Becoming a Holistic Leader
When we think about the qualities of an ideal leader, words like “decisive,” “charismatic,” “visionary”, and “resilient” may come to mind. So true, but Tarra Mitchell goes beyond the conventional terms and views leadership from a more holistic perspective. Here is her guest post on the Yoga of Leadership.
We don’t always consider how to maintain qualities like these. And by focusing on words and labels alone, the deeper responsibility of being a leader—in fact the very essence of the word ‘leader’ itself— becomes distorted, argues yoga teacher and financial services professional Tarra Mitchell in her new book, The Yoga of Leadership: A Practical Guide to Health, Happiness, and Inspiring Total Team Engagement (December 12, 2017). Often, the word ‘leadership’ is correlated simply with holding a position of power
In a more apt definition, leaders performing at an optimal level are awake, aware, and inspiring, Mitchell writes. They are resilient, have control of their mind and senses and can see life at a deeper level—thus inspiring their teams to strive for and reach their highest possible level of work. They also do their personal best to serve as positive examples—including by taking care of their physical health, cultivating mental strength and resilience, and operating with principle and purpose.
To help leaders achieve and maintain qualities essential to leadership success while fostering team engagement, Mitchell has designed a novel approach to leadership growth and development. Leveraging time-honored techniques from the traditional practice of yoga, the book explains how, by taking care of their holistic well-being, leaders are better able to:
- control emotions and manage stress,
- focus and concentrate,
- strengthen relationships, connection, and engagement,
- think more clearly and decisively, and
- make life-enhancing choices that improve overall well-being.
The book offers practical tools for connecting with each of the five interlocking dimensions, or layers, of holistic well-being according to yoga philosophy: physical, energy, mind, knowledge, and bliss.
“Connecting with each of the five layers enables leaders to show up at work happy, healthy, and vibrant, leading a team that loves working for them—and works with enthusiasm as a result. Leaders with great habits of health and well-being have the ability to penetrate the entire organization with an influence that is highly scalable. As you take care of yourself, you take care of your team,” Mitchell says.
Specific topics The Yoga of Leadership explores include:
- A balanced approach to taking care of physical health, leading to vitality, stamina, and resilience.
- The five mental obstacles to growth according to yoga philosophy and how to overcome them.
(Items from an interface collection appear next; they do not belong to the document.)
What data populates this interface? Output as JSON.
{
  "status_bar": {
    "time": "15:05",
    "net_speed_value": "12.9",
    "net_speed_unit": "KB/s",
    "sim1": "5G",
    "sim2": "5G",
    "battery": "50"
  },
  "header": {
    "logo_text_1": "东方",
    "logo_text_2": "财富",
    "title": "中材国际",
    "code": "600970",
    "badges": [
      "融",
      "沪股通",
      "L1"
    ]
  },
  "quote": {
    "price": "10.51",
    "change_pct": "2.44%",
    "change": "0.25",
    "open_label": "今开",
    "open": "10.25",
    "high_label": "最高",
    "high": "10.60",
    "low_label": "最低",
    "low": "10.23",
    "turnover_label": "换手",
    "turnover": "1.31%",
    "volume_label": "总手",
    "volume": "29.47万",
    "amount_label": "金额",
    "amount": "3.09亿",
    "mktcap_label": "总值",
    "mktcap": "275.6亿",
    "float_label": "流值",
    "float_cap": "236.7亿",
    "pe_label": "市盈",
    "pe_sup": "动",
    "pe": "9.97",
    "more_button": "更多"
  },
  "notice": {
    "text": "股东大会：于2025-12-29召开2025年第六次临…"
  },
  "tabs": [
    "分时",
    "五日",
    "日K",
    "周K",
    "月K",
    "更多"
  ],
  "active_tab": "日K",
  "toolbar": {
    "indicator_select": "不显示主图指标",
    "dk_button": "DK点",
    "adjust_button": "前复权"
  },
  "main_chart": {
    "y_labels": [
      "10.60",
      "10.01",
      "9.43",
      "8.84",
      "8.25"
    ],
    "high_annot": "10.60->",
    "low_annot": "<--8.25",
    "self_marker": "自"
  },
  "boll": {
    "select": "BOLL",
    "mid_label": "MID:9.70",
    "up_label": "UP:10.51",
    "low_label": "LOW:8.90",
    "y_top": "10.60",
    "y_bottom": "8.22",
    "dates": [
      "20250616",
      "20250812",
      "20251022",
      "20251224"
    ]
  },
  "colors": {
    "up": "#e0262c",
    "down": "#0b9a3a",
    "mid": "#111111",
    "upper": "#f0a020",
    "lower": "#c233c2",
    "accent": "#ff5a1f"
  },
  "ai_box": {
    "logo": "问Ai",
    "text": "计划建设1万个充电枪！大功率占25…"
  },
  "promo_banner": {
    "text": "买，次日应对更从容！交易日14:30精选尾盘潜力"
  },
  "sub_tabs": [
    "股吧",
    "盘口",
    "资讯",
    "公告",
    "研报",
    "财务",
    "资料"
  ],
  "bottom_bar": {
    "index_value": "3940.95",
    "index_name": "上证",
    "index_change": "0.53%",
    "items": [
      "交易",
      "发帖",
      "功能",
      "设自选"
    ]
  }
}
- Ways to develop equanimity in work and in life.
- How to cultivate discernment and an open mind by moving from reaction to response.
- Learning to lead through principle and fostering a principled workplace environment.
- Discovering how to operate with more self-awareness and emotional control.
“Personal well-being is not only principle centric, but also a leading indicator of success at work and in life. When the rubber meets the road and we have to perform as leaders, it all needs to be in check,” Mitchell says.
Mitchell’s book has earned high praise from respectable leaders. John Mackey, Co-Founder and CEO, Whole Foods Market, has said:
“The Yoga of Leadership is an informative and thought-provoking complement to books on leadership. Oriented toward individual transformation, Tarra Mitchell shares a morally deep and timely message empowering leaders to raise consciousness through what she calls holistic wellbeing. With the integrity of an insider, she intelligently weaves together the elements necessary to become inspiring leaders in today's fast-paced work environment and offers a convincing case leveraging ancient wisdom, science, and stories. This book has profound implications for how we manage our days, weeks, teams, and organizations.”
I want to thank Tarra for allowing me to post this piece about her philosophy of leadership and advice for would-be-leaders. The thing a like about her work more than anything else is she addresses ethics issues in the course of defining what leadership can be and how to strengthen workplace ethics.
Guest blog posted by Steven Mintz, aka Ethics Sage, on December 5, 2017. Dr. Mintz is a Professor Emeritus from Cal Poly San Luis Obispo. Visit his website to find out more about his services and sign up for his newsletter.